Part of PASSAGE’s creative genius was in the thoughtful way the app addresses some of the barriers that Black Americans face when it comes to navigating mental health challenges. Historically the dehumanization, oppression, and violence against Blacks in the U.S. has evolved into present-day racism, which is seen structurally, institutionally, and individually — and impacts accessibility to mental and emotional health treatment and care for members of the Black community. “This project is about accessibility. You can access it anywhere, regardless of income,” Hislop shared. To that end, discrimination and bias in the healthcare system and among healthcare providers is well documented and impacts all forms of medical treatment – including psychological services and the accessibility of such services to members of the Black community.

Connectivity was also a central focus for PASSAGE. There are serval factors that create additional challenges for Blacks to connect with healthcare providers rooted in anti-Blackness. Experiences with discrimination and a lack of representation of Blacks who work in the medical profession are among the top two. A lack of diverse representation also exists in some of the current wellness apps on the market that offer similar services as PASSAGE. Despite their broad popularity, they are very white-centric.

“We wanted to create a product that people of color could connect with and voices and sounds that are familiar. Not everyone can connect with the sounds of a waterfall because that is not their cultural landscape. For many Black folks, the sound of our neighborhoods is medicine to us,” Rachel elaborated.

This explains why having Big K.R.I.T. and other familiar voices narrate this project was such a critical decision.

Another focus for PASSAGE was to address the mental health stigma in the Black community. Studies suggest that people often misunderstand what a mental health condition is, and therefore the subject is uncommon. This lack of understanding leads many to believe that a mental health condition is a personal weakness or a form of punishment. This is especially true among some Blacks. Many Black Americans have trouble recognizing the signs and symptoms of mental health conditions such as anxiety and depression, which leads to them underestimating the effects of mental health challenges. Black Americans may also be reluctant to discuss mental health issues and seek treatment because of the shame and stigma associated with such challenges their community.

“Black people are resilient, but we don’t take enough time to push beyond our strength.
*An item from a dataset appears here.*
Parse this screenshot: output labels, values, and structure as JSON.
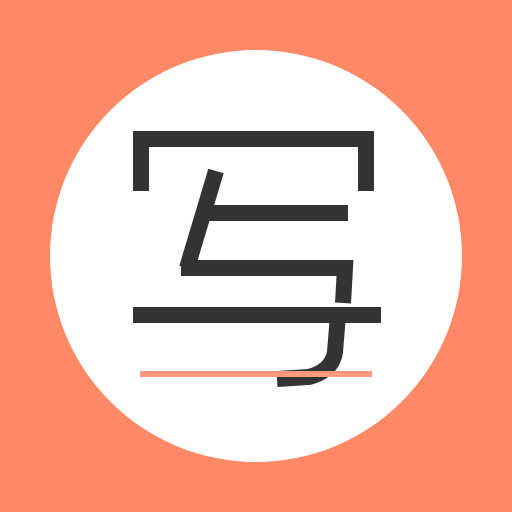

You can evoke a feeling with a story, and that’s what we are trying to do with PASSAGE. We are trying to provide space for Blacks to feel comfortable in engaging in the process of healing. No one is going to save us but ourselves,” Hislop said.

Rapper Big K.R.I.T. echoed her sentiments,

“Sometimes we [Blacks] will stifle ourselves by not acknowledging our emotions or saying what we’re feeling is not that bad. We hold it all in because we don’t want to look ‘crazy.’ We eventually carry these habits from childhood into adulthood, and we suffer panic attacks and paranoia. We don’t see the value in having a safe space or someone [a professional] to talk to. It takes strength to be venerable.”

But the team at Okayplayer has more up their sleeves to expand upon PASSAGE’s momentum. Through March 19, the PASSAGE iniative has come alive through COVID-19 safe live guided meditation sessions at the renowned Fotografiska, the largest photography museum in the world. Every Friday, guided meditation sessions are led by a different facilitator and take place on the museum’s rooftop, which holds up 200 — an ideal space to not only observe adequate social distancing measures but also for those who attend to experience the visualizer in a surreal cultural institution.

I am a writer, activist, and college professor who teaches graduate-level courses in counseling. I earned my Ph.D. in Counselor Education and Clinical Supervision and I

推荐文章